      1. Add Spontaneity to your Routines

Performing the same routine often and on can get you bored and tired, despite your best efforts. Learn to be spontaneous. As you master a new skill, view it as an opportunity to add even more spontaneity to your routines. Watch your mood and how your set makes you feel, then spontaneously decide on an action that can make it even better. This will come in handy when performing dance music in front of a crowd. You will need to switch things up, loop in parts of tracks to increase their lengths, or cut off tunes, depending on how you read the audience’s reaction to you’re a tune. And it can be the difference between an awesome night and a dreary one.

      1. Stay Out of the Red Zone

This is likely not going to happen when you are performing in your bedroom, still it is a tip you must not take for granted.
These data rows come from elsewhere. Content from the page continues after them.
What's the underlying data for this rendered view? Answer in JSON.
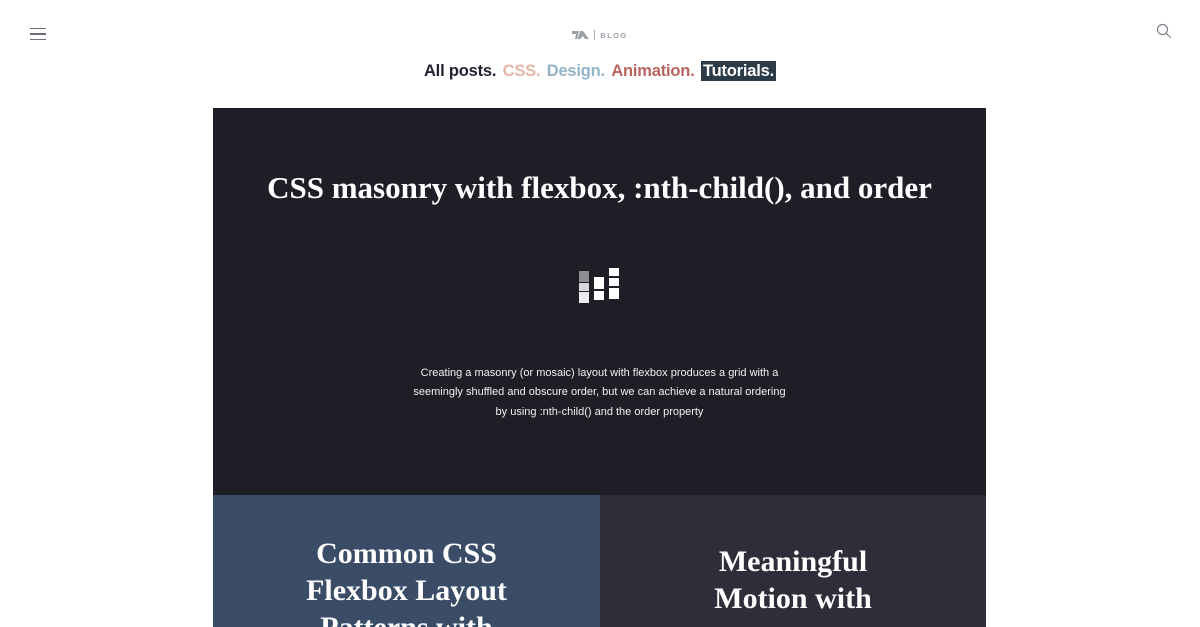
{
  "header": {
    "brand": {
      "logo_icon": "brand-logo-icon",
      "label": "BLOG"
    },
    "menu_icon": "hamburger-menu-icon",
    "search_icon": "search-icon"
  },
  "filters": {
    "all": "All posts.",
    "css": "CSS.",
    "design": "Design.",
    "animation": "Animation.",
    "tutorials": "Tutorials.",
    "active": "tutorials"
  },
  "featured_post": {
    "title": "CSS masonry with flexbox, :nth-child(), and order",
    "excerpt": "Creating a masonry (or mosaic) layout with flexbox produces a grid with a seemingly shuffled and obscure order, but we can achieve a natural ordering by using :nth-child() and the order property",
    "thumbnail_icon": "masonry-grid-icon"
  },
  "posts": [
    {
      "title": "Common CSS Flexbox Layout Patterns with",
      "bg": "#3b4c67"
    },
    {
      "title": "Meaningful Motion with",
      "bg": "#2e2e3b"
    }
  ],
  "colors": {
    "featured_bg": "#1e1e26",
    "tag_css": "#e6b5a6",
    "tag_design": "#93b3c9",
    "tag_animation": "#b9655f",
    "tag_tutorials_bg": "#2b3b48"
  }
}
When performing to a bubbling audience, you might switch to a tune that gets everyone on their feet. As you push up the volume levels to buy into this vibe, avoid pushing any of your levels into the red zone. The result will be a distorted sound that degrades the music and destroys the vibe. If there is a master volume, keep an eye out for it, and keep it away from the red using EQ controls or other level controls.
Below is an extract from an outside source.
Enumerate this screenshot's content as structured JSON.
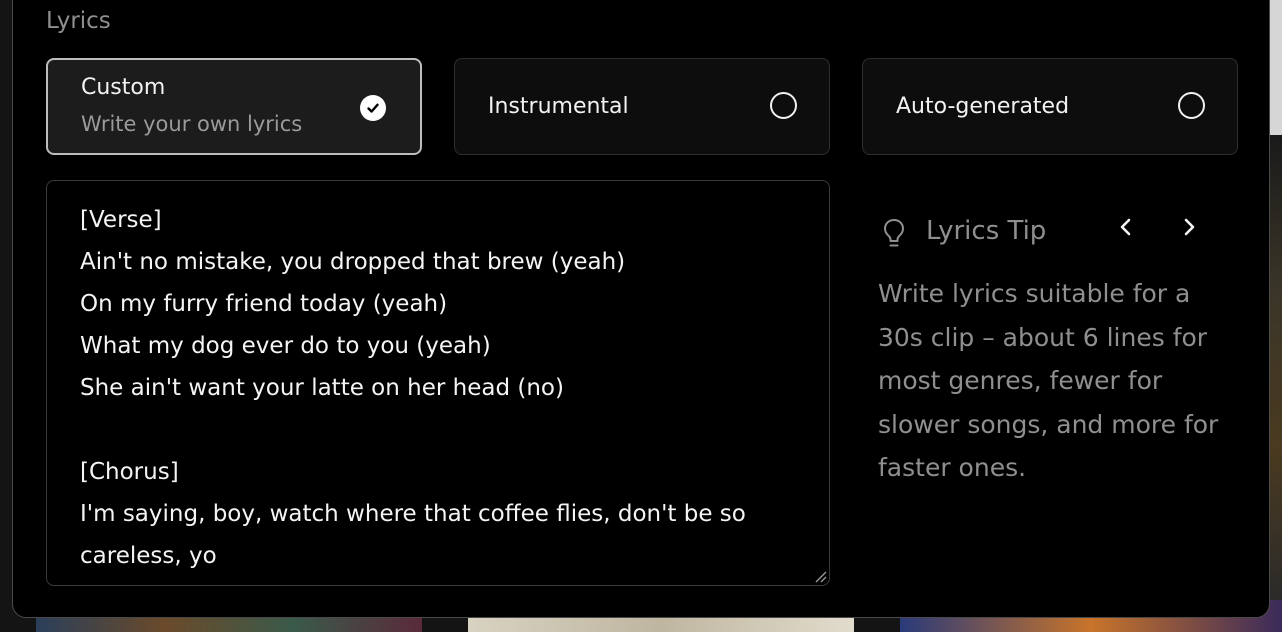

      1. Never Overdo it with Effects

Overdoing anything in DJing is always a big no. Effects can add an artistic touch to your performance, making your tracks seem that much more unique. It enhances your performance and can help ease the transition between records. But when you overuse your effects, they lose the special feel about them and become a redundant and annoying trait of your performance. Stutters, echo, filters, and any other effects that come to mind, when used only occasionally through your set, can give your performance new life.

      1. Use Careful Transitions

Imagine a DJ taking you abruptly from the thrill of techno to the boom of big band with no prior warnings. The drastic change in atmosphere can knock you off your groove and take the dance away from you, until you get used to it. Rather than making such drastic changes, transition carefully by playing a slow song or two that can give room for dancers to catch their breath before the change is made.

      1. Organize your Songs

Wherever you are playing – club, wedding, etc. – do not play the same style of song for so long. Have different carefully packed playlists that you can switch between at any time. There is no hard and fast rule as to how your organization should go. Most DJs choose to organize their songs by genre. Others prefer to organize them by mood, arranging them into categories that bother on the mood they demand of the audience. Similar to mood, some organize playlists into peak time tunes, warm-up tunes, new tunes, classic floor-fillers, etc. Find a categorization that works for you and swap the playlists as the night progresses.

Never Stop Learning

There are always new skills to be learnt, new techniques to pick up, or some new method to try. The moment you stop learning is the moment you stop growing as a DJ. And stagnation is closely followed by redundancy. Keep yourself fresh and your tunes hot by always learning. As a beginner, you will have to play around a lot before you find out what works for you. Even then, continue to try new things so that you can continue to improve.